The period of use necessary to create an easement by prescription is 10 years, following our statute of limitations with reference to adverse possession of land. Hester v. Sawyers, 1937-NMSC-056, 41 N.M. 497, 71 P.2d 646; Archuleta v. Jacquez, 1985-NMCA-077, 103 N.M. 254, 704 P.2d 1130.
Effect of unrecorded written easement. — Where gas company acquired easement for right-of-way by written instrument which was not recorded and the easement was not visible or open, a third-party purchaser without knowledge of the easement was not bound thereby, since gas company did not have prescriptive easement in the land. S. Union Gas Co. v. Cantrell, 1952-NMSC-024, 56 N.M. 184, 241 P.2d 1209.
Review. — District court's finding and judgment that defendant had title by prescription to right-of-way over plaintiff's land would not be disturbed on appeal, if there was substantial evidence to support the finding and judgment. Hester v. Sawyers, 1937-NMSC-056, 41 N.M. 497, 71 P.2d 646.
Law reviews. — For article, "Adverse Possession in New Mexico - Part One," see 4 Nat. Resources J. 559 (1964).
For article, "Adverse Possession in New Mexico - Part Two," see 5 Nat. Resources J. 96 (1965).
For comment on Trujillo v. Padilla, 79 N.M. 245, 442 P.2d 203 (1968), see 9 Nat. Resources J. 101 (1969).
For article, "Survey of New Mexico Law, 1979-80: Property," see 11 N.M.L. Rev. 203 (1981).
For note, "Clouded Titles in Community Property States: New Mexico Takes a New Step," see 21 Nat. Resources J. 593 (1981).
For note and comment, "Go Not Where There is a Path: Prescriptive Easement Law in New Mexico After Algermissen v. Sutin," see 35 N.M.L. Rev. 625 (2005).
Am. Jur. 2d, A.L.R. and C.J.S. references. — 3 Am. Jur. 2d Adverse Possession § 1 et seq.
Loss of easement by adverse possession, or nonuser, 1 A.L.R. 884, 9 A.L.R. 423, 33 A.L.R. 807, 66 A.L.R. 1099, 98 A.L.R. 1291, 25 A.L.R.2d 1265.
Writing as essential to color of title in adverse occupant of land, 2 A.L.R. 1457.
Rule that title subsequently acquired by grantor or assignor inures to the benefit of the grantee or assignee as affecting question of color of title, 6 A.L.R. 1430.
Scope and application of the doctrine that one cannot claim adverse possession under color of title where he has deprived himself or been deprived of the color relied on, 136 A.L.R. 1349.
Validity and construction of war enactments in United States suspending operation of statute of limitations, 137 A.L.R. 1440, 140 A.L.R. 1518.
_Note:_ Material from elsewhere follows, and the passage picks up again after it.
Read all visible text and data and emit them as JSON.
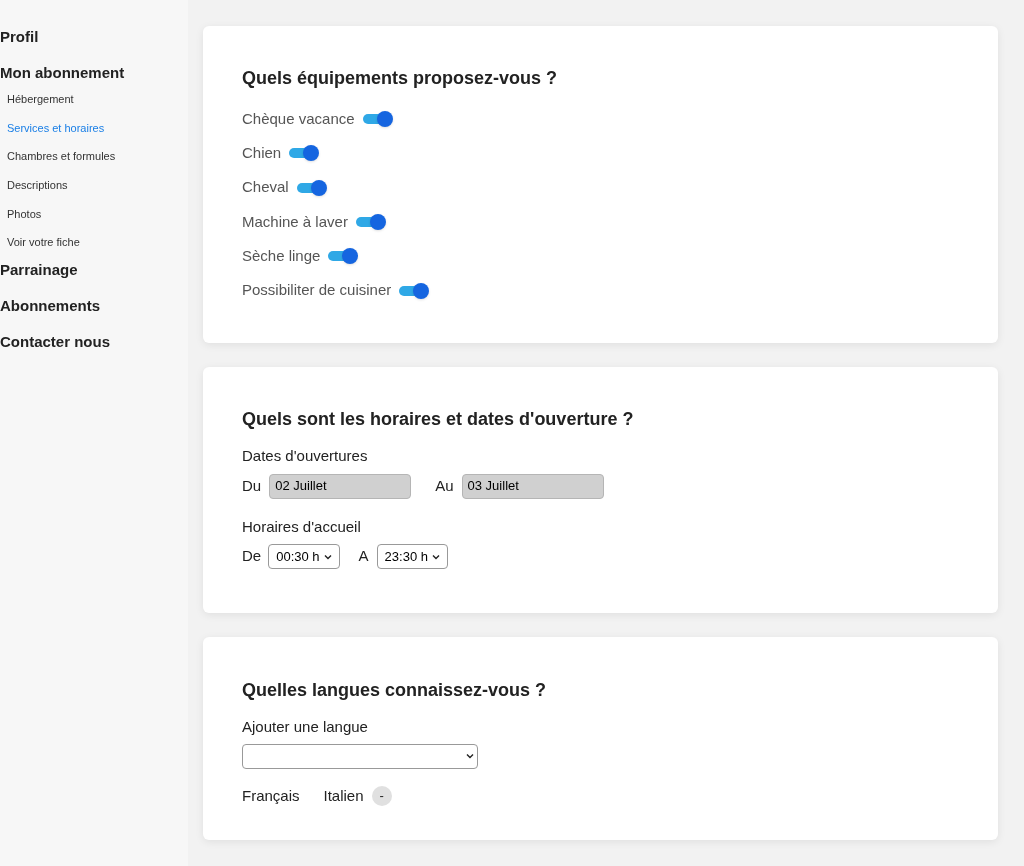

Inclusion or exclusion of first and last day for purposes of statute of limitations, 20 A.L.R.2d 1249.
Sufficiency, as regards continuity, of seasonal possession other than for agricultural or logging purposes, 24 A.L.R.2d 632.
Statute of limitations applicable to action for encroachment, 24 A.L.R.2d 903.
Estoppel to rely on statute of limitations, 24 A.L.R.2d 1413.
Void tax deed, tax sale certificate, and the like, as constituting color of title, 38 A.L.R.2d 986.
Acquisition by user or prescription of right-of-way over unenclosed land, 46 A.L.R.2d 1140.
Forged deed or title as constituting color of title, 68 A.L.R.2d 452.
Judgment or decree as constituting color of title, 71 A.L.R.2d 404.
Fences as factor in fixing location of boundary line - modern cases, 7 A.L.R.4th 53.
Way of necessity over another's land, where a means of access does exist, but is claimed to be inadequate, inconvenient, difficult or costly, 10 A.L.R.4th 447.
Way of necessity where only part of land is inaccessible, 10 A.L.R.4th 500.
Adverse possession between cotenants who are unaware of cotenancy, 27 A.L.R.4th 420.
Presumptions and evidence respecting identification of land on which property taxes were paid to establish adverse possession, 36 A.L.R.4th 843.
Grazing of livestock, gathering of natural crop, or cutting of timber by record owner as defeating exclusiveness or continuity of possession by one claiming title by adverse possession, 39 A.L.R.4th 1148.
Scope of prescriptive easement for access (easement of way), 79 A.L.R.4th 604.
2 C.J.S. Adverse Possession § 1 et seq.